A bank of drawers is often built to an overall height of 80 centimetres, which allows for three drawers at 25 centimetres high each and a kickboard of 5 centimetres, with a depth of 45 centimetres. Of course, with custom joinery you can tweak these measurements to suit your storage needs. Shelving is commonly 45 centimetres deep and often includes pegs to allow you to adjust the height of the shelf.
Tip: Try to keep some consistency of lines throughout the space. This ensures the space is visually pleasing – the repetition of alternate yellow drawer fronts and shelving is a good example of how to achieve this.
Storage up top
Try to maximise all the space you have by adding storage up to the ceiling. Use higher shelving and pigeon holes to store off-season clothing, travelling items or spare linen. If your ceilings are 250 centimetres high or more, this can literally mean an extra cubic metre of storage space – which is nothing to sniff at.
Tip: Keep things that are stored up top labelled and in a matching group of dust-proof containers, such as the striped boxes seen here. This is both visually attractive and very practical.
Any fashionista will tell you how important considered shoe storage is, to keep them looking good and allow ease of access. When constructing shelving for shoes, a good starting point is to allow a 22-26 centimetre height for heels and flats, and the same for most men’s shoes; roughly double that for boots. Bear in mind that you’ll need to allow for even more space if you have boots that don’t have pliant shafts.
If you’re going to incorporate pigeon holes for individual pairs, you’ll need 22-30 centimetres in width (depending on shoe size), a depth of at least 35 centimetres for women’s shoes and a tad more for men.

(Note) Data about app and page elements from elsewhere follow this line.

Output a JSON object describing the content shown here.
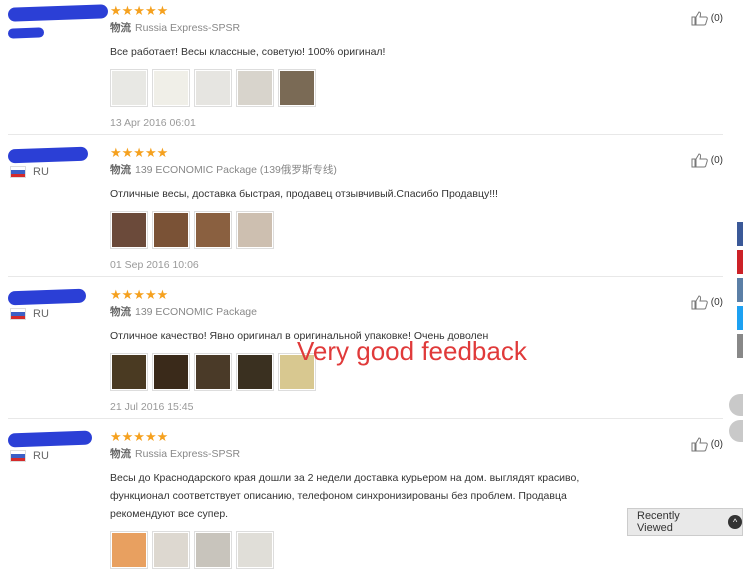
{
  "reviews": [
    {
      "country": "",
      "stars": "★★★★★",
      "shipping_label": "物流",
      "shipping_method": "Russia Express-SPSR",
      "text": "Все работает! Весы классные, советую! 100% оригинал!",
      "date": "13 Apr 2016 06:01",
      "helpful_count": "(0)",
      "photo_colors": [
        "#e8e8e4",
        "#f0efe8",
        "#e6e5e1",
        "#d8d4cc",
        "#7a6a55"
      ]
    },
    {
      "country": "RU",
      "stars": "★★★★★",
      "shipping_label": "物流",
      "shipping_method": "139 ECONOMIC Package (139俄罗斯专线)",
      "text": "Отличные весы, доставка быстрая, продавец отзывчивый.Спасибо Продавцу!!!",
      "date": "01 Sep 2016 10:06",
      "helpful_count": "(0)",
      "photo_colors": [
        "#6b4a3a",
        "#7a5236",
        "#8a6040",
        "#cdbfb0"
      ]
    },
    {
      "country": "RU",
      "stars": "★★★★★",
      "shipping_label": "物流",
      "shipping_method": "139 ECONOMIC Package",
      "text": "Отличное качество! Явно оригинал в оригинальной упаковке! Очень доволен",
      "date": "21 Jul 2016 15:45",
      "helpful_count": "(0)",
      "photo_colors": [
        "#4a3a22",
        "#3a2a1a",
        "#4a3a28",
        "#3a3020",
        "#d8c890"
      ]
    },
    {
      "country": "RU",
      "stars": "★★★★★",
      "shipping_label": "物流",
      "shipping_method": "Russia Express-SPSR",
      "text": "Весы до Краснодарского края дошли за 2 недели доставка курьером на дом. выглядят красиво, функционал соответствует описанию, телефоном синхронизированы без проблем. Продавца рекомендуют все супер.",
      "date": "",
      "helpful_count": "(0)",
      "photo_colors": [
        "#e8a060",
        "#ddd8d0",
        "#c8c4bc",
        "#e0ded8"
      ]
    }
  ],
  "overlay_text": "Very good feedback",
  "recently_viewed": {
    "label": "Recently Viewed",
    "chevron": "^"
  },
  "colors": {
    "star": "#f5a11f",
    "overlay": "#e03a3a",
    "scribble": "#2b3fd6",
    "share": [
      "#3b5998",
      "#cc2127",
      "#5b7fa6",
      "#1da1f2",
      "#888888"
    ]
  }
}
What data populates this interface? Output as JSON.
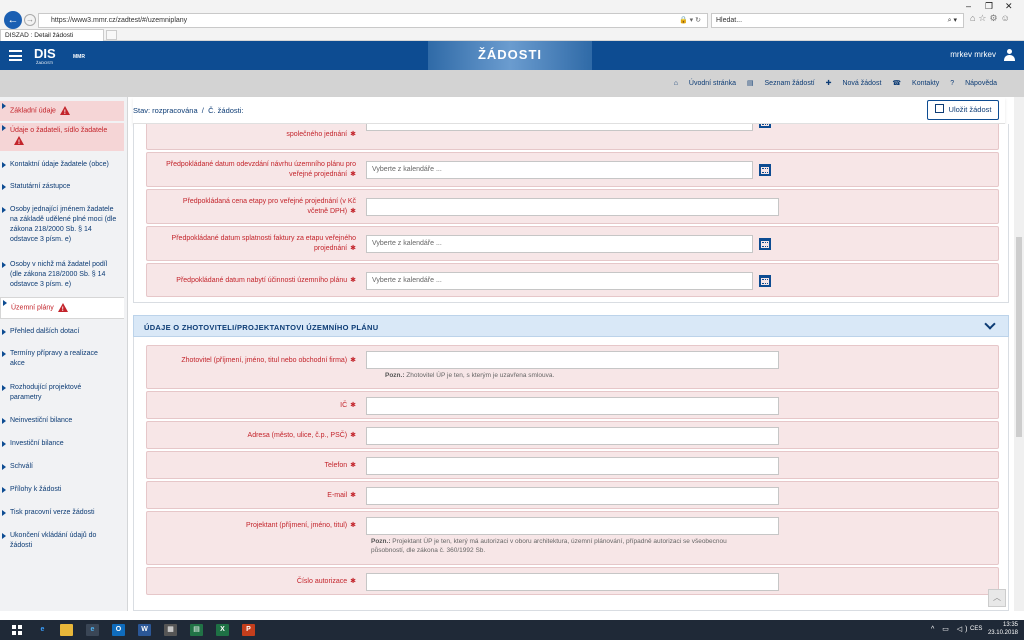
{
  "browser": {
    "url": "https://www3.mmr.cz/zadtest/#/uzemniplany",
    "search_placeholder": "Hledat...",
    "tab_title": "DISZAD : Detail žádosti"
  },
  "app": {
    "logo_text": "DIS",
    "logo_sub": "ŽADOSTI",
    "logo_mmr": "MMR",
    "banner_title": "ŽÁDOSTI",
    "user": "mrkev mrkev"
  },
  "topnav": {
    "items": [
      "Úvodní stránka",
      "Seznam žádostí",
      "Nová žádost",
      "Kontakty",
      "Nápověda"
    ]
  },
  "sidebar": {
    "items": [
      {
        "label": "Základní údaje"
      },
      {
        "label": "Údaje o žadateli, sídlo žadatele"
      },
      {
        "label": "Kontaktní údaje žadatele (obce)"
      },
      {
        "label": "Statutární zástupce"
      },
      {
        "label": "Osoby jednající jménem žadatele na základě udělené plné moci (dle zákona 218/2000 Sb. § 14 odstavce 3 písm. e)"
      },
      {
        "label": "Osoby v nichž má žadatel podíl (dle zákona 218/2000 Sb. § 14 odstavce 3 písm. e)"
      },
      {
        "label": "Územní plány"
      },
      {
        "label": "Přehled dalších dotací"
      },
      {
        "label": "Termíny přípravy a realizace akce"
      },
      {
        "label": "Rozhodující projektové parametry"
      },
      {
        "label": "Neinvestiční bilance"
      },
      {
        "label": "Investiční bilance"
      },
      {
        "label": "Schválí"
      },
      {
        "label": "Přílohy k žádosti"
      },
      {
        "label": "Tisk pracovní verze žádosti"
      },
      {
        "label": "Ukončení vkládání údajů do žádosti"
      }
    ]
  },
  "breadcrumb": {
    "stav": "Stav: rozpracována",
    "sep": "/",
    "cislo": "Č. žádosti:"
  },
  "save_label": "Uložit žádost",
  "section1": {
    "partial_label": "společného jednání",
    "rows": [
      {
        "label": "Předpokládané datum odevzdání návrhu územního plánu pro veřejné projednání",
        "placeholder": "Vyberte z kalendáře ..."
      },
      {
        "label": "Předpokládaná cena etapy pro veřejné projednání (v Kč včetně DPH)",
        "placeholder": ""
      },
      {
        "label": "Předpokládané datum splatnosti faktury za etapu veřejného projednání",
        "placeholder": "Vyberte z kalendáře ..."
      },
      {
        "label": "Předpokládané datum nabytí účinnosti územního plánu",
        "placeholder": "Vyberte z kalendáře ..."
      }
    ]
  },
  "section2": {
    "title": "ÚDAJE O ZHOTOVITELI/PROJEKTANTOVI ÚZEMNÍHO PLÁNU",
    "rows": [
      {
        "label": "Zhotovitel (příjmení, jméno, titul nebo obchodní firma)",
        "note_bold": "Pozn.:",
        "note": " Zhotovitel ÚP je ten, s kterým je uzavřena smlouva."
      },
      {
        "label": "IČ"
      },
      {
        "label": "Adresa (město, ulice, č.p., PSČ)"
      },
      {
        "label": "Telefon"
      },
      {
        "label": "E-mail"
      },
      {
        "label": "Projektant (příjmení, jméno, titul)",
        "note_bold": "Pozn.:",
        "note": " Projektant ÚP je ten, který má autorizaci v oboru architektura, územní plánování, případně autorizaci se všeobecnou působností, dle zákona č. 360/1992 Sb."
      },
      {
        "label": "Číslo autorizace"
      }
    ]
  },
  "taskbar": {
    "time": "13:35",
    "date": "23.10.2018",
    "lang": "CES"
  }
}
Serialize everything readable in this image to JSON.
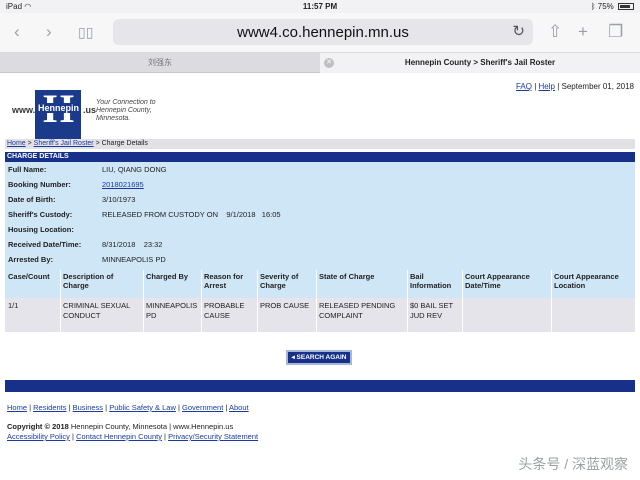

You might also be interested in angled shoe racks – ask your robe specialist or interior designer for options.
Having a place for everything (and keeping everything in its place) helps you to keep on top of what you have, making planning what to wear each day easier. Merchandising, or displaying bags and accessories in a similar way to high-end shops, is sure to put a smile on your face every time you walk into your robe area. If you decide on this kind of look, don’t forget to allow space for being able to store and style your favourite pieces beautifully.
A series of smaller pigeon holes for ties or belts is a neat way of storing and displaying otherwise tricky items. Also leave an open bench space for displaying or keeping awkward items, such as hats or unusual jewellery.
Whether from natural or artificial sources, you’ll need plenty of lighting in your walk-in robe. A skylight that can be opened and closed off is a great way to light up the space, but if that’s impossible to install, keep to warm-white down lights. Consider adding a gorgeous pendant light if you have the space as it ups the glam stakes enormously.
Speak to your manufacturer about installing LED lighting above hanging rods or shelves as it really does help you to see everything easily.
As for mirrors, you’ll need at least one that is full length to check yourself out from top to toe, and possibly additional smaller mirrors for when you need to get close up to fix a tie or scarf.
If you have a make-up station in the room, add a mirror over a dressing table and surround it with large filament globes for extra clarity.
Clear-fronted doors and drawers not only help you find things easily, they also look really smart. Glass shelves for accessories look great too, and allow light to stream into these areas.
Make sure you keep a bank of drawers or at least one cupboard with a solid door as you may want to keep some things, such as fragile vintage clothing, out of the light and stored in a dark cool place.
If you decide to add doors to keep your robe looking ordered, or to protect clothes from dust, there are lots of options available. Try timber veneer finishes, polyurethane in almost any colour, or frosted glass.
Mirrored doors will make a walk-in robe look bigger and are super practical too.